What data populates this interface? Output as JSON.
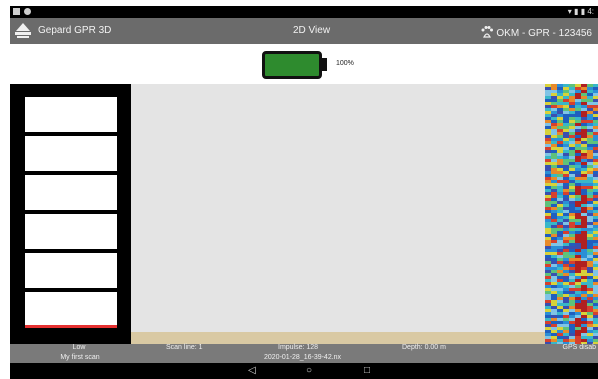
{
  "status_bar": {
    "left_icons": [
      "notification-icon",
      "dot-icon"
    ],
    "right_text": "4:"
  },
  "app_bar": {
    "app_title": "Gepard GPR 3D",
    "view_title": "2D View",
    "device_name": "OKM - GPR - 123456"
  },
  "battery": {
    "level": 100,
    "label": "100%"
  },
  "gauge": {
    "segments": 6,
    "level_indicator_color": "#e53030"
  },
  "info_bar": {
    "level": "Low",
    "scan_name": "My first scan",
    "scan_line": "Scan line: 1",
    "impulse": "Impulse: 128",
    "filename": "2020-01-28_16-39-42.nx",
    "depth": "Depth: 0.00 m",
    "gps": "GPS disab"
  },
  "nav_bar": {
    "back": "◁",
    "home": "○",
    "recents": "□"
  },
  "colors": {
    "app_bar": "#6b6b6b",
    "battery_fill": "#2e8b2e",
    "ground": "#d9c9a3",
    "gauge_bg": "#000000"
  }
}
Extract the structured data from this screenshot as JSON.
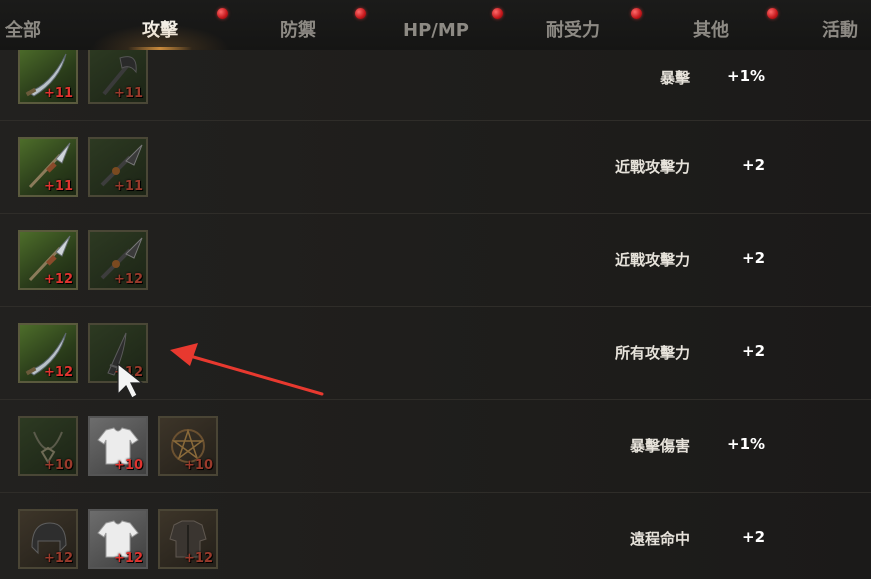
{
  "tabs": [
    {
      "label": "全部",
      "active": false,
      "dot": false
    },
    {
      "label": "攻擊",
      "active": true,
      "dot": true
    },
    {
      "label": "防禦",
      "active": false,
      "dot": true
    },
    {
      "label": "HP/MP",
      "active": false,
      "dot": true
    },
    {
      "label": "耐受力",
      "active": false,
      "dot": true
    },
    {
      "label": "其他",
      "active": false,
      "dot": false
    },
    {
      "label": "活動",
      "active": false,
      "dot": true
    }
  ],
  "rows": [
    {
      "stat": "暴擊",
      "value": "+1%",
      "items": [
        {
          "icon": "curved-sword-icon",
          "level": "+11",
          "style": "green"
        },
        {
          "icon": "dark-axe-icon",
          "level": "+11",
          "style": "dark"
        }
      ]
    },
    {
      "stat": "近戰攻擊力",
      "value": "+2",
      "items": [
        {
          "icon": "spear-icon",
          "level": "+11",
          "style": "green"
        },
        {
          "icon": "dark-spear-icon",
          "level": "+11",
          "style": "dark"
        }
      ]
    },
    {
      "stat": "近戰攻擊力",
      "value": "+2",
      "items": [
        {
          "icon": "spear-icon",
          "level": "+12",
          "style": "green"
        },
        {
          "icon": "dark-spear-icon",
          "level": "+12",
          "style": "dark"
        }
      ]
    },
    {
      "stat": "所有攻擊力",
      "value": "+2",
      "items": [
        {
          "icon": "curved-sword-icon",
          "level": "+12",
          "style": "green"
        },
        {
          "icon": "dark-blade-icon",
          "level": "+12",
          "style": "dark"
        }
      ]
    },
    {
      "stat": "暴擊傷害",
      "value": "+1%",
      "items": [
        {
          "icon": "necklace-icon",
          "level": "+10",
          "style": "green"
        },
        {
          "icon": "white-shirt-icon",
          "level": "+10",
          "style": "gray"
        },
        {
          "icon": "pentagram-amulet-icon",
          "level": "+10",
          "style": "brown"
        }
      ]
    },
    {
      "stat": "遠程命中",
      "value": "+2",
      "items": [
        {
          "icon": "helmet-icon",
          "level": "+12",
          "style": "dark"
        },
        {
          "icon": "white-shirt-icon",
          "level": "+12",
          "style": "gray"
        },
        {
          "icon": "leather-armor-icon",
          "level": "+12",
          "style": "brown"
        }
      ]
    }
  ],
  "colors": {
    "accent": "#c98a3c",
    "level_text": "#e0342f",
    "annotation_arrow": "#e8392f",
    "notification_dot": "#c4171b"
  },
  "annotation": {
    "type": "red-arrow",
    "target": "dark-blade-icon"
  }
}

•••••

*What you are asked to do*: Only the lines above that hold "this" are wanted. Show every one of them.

*Output of the task*:
What data populates this interface? Output as JSON.
Extract the structured data from this screenshot as JSON.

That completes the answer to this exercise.